§ MATERIAL PROVIDED
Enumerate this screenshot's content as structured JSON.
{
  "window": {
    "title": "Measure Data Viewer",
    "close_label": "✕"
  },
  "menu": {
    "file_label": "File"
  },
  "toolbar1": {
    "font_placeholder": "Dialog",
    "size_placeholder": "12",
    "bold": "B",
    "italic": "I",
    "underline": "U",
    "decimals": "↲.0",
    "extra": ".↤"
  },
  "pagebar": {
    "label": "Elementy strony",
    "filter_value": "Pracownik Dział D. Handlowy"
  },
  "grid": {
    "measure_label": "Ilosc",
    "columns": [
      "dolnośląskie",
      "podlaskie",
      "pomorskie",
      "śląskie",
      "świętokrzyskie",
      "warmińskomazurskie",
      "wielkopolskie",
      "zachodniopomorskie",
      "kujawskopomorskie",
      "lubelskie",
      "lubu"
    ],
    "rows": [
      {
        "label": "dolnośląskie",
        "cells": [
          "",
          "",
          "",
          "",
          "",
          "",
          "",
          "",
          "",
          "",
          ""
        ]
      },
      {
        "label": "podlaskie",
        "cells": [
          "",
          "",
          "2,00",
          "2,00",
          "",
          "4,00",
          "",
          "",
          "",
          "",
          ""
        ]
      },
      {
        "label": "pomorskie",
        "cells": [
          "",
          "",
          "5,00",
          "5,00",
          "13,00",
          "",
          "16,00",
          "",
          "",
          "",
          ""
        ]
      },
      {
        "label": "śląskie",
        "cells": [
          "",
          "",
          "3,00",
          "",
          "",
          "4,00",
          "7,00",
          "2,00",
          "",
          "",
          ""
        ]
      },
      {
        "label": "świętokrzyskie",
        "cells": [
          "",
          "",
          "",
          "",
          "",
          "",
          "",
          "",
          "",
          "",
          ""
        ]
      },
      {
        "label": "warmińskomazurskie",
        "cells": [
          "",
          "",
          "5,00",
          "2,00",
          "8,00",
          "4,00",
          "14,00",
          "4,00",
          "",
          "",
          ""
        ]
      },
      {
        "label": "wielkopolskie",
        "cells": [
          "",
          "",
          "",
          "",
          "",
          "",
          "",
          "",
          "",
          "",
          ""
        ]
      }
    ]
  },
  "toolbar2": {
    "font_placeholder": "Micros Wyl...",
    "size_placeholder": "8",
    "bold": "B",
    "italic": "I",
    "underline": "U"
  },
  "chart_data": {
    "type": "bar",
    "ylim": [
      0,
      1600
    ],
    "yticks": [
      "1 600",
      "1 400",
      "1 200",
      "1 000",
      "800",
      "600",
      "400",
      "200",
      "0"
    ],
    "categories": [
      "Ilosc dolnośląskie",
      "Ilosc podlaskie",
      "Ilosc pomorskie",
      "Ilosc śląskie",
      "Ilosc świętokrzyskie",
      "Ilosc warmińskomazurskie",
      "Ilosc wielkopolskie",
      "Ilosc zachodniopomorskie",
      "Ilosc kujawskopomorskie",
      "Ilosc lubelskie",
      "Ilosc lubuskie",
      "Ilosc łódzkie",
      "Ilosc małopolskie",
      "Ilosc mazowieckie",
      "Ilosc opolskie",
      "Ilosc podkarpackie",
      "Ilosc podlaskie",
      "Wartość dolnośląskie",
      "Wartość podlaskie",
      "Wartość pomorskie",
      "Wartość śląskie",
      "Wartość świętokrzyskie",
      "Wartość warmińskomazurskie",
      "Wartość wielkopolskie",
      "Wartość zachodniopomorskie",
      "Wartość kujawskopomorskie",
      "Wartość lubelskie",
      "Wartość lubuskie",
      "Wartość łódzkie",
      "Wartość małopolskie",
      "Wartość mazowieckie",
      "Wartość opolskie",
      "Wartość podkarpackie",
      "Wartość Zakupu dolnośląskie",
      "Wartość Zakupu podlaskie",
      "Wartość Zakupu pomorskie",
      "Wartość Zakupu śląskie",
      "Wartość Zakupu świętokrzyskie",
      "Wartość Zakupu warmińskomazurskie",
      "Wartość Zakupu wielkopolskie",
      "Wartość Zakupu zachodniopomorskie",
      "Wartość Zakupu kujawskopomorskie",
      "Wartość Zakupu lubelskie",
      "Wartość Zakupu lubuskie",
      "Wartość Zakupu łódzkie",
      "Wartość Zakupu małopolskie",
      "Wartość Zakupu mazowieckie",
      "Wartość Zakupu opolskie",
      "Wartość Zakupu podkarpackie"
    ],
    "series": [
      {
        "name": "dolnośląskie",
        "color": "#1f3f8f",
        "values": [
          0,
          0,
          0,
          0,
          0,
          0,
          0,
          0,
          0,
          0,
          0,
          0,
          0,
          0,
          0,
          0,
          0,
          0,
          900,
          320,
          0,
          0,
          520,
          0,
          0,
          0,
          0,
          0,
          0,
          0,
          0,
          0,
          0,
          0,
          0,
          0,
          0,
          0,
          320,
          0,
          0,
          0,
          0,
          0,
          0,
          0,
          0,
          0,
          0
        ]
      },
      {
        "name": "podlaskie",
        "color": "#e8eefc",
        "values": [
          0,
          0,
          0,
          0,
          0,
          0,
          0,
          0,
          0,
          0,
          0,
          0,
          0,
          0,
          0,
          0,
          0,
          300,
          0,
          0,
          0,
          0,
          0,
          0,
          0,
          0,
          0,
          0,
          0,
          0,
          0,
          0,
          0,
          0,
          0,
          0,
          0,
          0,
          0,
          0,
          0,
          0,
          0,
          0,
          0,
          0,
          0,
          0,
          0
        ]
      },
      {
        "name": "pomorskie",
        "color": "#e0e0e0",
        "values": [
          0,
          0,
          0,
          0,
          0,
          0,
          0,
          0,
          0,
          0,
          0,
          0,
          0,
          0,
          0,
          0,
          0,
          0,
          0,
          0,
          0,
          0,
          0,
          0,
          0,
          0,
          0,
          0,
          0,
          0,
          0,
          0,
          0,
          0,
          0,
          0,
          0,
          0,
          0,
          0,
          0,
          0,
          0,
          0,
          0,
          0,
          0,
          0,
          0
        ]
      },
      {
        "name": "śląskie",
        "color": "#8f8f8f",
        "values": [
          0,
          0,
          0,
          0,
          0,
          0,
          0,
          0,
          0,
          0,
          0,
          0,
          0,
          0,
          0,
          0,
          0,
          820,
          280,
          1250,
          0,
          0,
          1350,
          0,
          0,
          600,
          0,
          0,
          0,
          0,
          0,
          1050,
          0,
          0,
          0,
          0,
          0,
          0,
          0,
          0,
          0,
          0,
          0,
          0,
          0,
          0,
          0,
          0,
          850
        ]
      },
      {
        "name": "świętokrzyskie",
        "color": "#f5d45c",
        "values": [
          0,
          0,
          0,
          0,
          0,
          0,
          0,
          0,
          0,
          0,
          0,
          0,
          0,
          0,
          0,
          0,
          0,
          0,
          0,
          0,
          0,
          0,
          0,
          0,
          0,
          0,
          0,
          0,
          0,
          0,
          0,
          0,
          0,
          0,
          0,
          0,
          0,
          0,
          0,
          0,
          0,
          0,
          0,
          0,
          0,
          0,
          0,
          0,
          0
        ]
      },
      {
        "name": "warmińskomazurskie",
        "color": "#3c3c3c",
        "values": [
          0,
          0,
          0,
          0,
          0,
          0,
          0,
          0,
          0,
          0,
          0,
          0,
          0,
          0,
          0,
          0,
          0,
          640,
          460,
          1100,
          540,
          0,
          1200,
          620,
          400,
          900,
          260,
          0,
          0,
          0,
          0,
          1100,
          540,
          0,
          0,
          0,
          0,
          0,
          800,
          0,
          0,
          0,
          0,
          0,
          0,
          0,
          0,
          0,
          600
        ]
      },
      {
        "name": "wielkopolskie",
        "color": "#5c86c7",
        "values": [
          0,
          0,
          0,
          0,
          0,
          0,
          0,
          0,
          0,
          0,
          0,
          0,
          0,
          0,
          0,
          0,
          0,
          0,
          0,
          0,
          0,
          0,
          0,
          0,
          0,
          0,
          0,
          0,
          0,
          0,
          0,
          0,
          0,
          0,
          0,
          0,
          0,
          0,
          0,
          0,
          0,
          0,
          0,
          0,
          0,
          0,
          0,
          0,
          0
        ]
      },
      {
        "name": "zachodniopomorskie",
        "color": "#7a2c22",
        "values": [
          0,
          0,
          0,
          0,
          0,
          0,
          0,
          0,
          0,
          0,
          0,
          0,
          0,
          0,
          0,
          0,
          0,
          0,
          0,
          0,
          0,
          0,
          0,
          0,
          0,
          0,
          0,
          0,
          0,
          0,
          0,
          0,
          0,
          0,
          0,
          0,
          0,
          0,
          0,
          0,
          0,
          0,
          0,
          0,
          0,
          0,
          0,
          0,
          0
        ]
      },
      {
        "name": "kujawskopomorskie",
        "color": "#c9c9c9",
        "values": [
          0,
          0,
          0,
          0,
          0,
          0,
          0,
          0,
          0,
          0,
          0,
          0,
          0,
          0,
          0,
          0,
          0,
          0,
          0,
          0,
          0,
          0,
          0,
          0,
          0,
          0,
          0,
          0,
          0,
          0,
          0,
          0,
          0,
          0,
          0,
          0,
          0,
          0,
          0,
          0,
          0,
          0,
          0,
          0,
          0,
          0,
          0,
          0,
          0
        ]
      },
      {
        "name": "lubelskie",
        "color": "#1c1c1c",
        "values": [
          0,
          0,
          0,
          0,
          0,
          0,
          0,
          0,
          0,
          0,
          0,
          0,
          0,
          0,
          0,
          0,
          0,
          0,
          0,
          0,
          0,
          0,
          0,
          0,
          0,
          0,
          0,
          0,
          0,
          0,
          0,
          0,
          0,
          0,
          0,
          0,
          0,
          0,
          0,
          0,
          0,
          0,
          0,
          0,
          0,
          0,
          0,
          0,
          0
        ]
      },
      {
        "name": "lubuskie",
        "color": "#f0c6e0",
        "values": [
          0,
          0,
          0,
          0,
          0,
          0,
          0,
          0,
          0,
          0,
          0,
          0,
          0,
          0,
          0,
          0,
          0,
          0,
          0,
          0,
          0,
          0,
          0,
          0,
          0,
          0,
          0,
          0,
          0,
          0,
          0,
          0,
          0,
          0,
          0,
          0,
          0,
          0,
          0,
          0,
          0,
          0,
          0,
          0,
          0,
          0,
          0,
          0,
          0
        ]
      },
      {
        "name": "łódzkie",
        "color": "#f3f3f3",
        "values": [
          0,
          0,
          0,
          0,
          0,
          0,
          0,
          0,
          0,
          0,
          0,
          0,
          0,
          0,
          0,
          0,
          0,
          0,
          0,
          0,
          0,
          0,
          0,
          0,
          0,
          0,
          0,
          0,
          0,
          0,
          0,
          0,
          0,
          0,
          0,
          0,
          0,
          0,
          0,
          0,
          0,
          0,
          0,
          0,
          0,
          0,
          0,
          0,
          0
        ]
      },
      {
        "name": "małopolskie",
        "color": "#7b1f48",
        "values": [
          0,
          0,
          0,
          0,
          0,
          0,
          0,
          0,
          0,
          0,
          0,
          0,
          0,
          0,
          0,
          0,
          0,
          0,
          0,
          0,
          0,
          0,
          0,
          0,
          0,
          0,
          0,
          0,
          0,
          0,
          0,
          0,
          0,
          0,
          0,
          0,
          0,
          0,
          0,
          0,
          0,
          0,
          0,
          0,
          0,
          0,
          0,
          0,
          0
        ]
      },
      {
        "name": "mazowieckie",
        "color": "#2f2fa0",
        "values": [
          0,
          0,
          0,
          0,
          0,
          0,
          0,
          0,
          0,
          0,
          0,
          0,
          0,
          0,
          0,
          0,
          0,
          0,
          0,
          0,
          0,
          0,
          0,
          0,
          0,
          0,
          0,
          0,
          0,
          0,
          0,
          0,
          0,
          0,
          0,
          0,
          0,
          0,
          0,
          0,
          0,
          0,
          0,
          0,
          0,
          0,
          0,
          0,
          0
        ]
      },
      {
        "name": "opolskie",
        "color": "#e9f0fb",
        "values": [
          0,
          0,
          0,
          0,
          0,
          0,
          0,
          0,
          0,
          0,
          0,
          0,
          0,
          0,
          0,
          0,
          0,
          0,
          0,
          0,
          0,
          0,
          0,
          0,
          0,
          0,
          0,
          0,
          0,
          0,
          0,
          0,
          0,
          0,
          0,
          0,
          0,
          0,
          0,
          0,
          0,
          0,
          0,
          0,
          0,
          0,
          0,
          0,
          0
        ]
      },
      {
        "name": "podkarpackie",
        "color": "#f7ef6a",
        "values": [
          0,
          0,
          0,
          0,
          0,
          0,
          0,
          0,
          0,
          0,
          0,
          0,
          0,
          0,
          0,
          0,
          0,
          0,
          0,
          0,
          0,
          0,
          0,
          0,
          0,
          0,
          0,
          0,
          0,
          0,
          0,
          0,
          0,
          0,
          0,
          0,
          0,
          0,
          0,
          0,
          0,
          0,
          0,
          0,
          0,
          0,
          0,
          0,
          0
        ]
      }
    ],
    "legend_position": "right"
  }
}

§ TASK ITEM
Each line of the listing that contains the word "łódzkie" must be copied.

§ ANSWER SPACE
      "Ilosc łódzkie",
      "Wartość łódzkie",
      "Wartość Zakupu łódzkie",
        "name": "łódzkie",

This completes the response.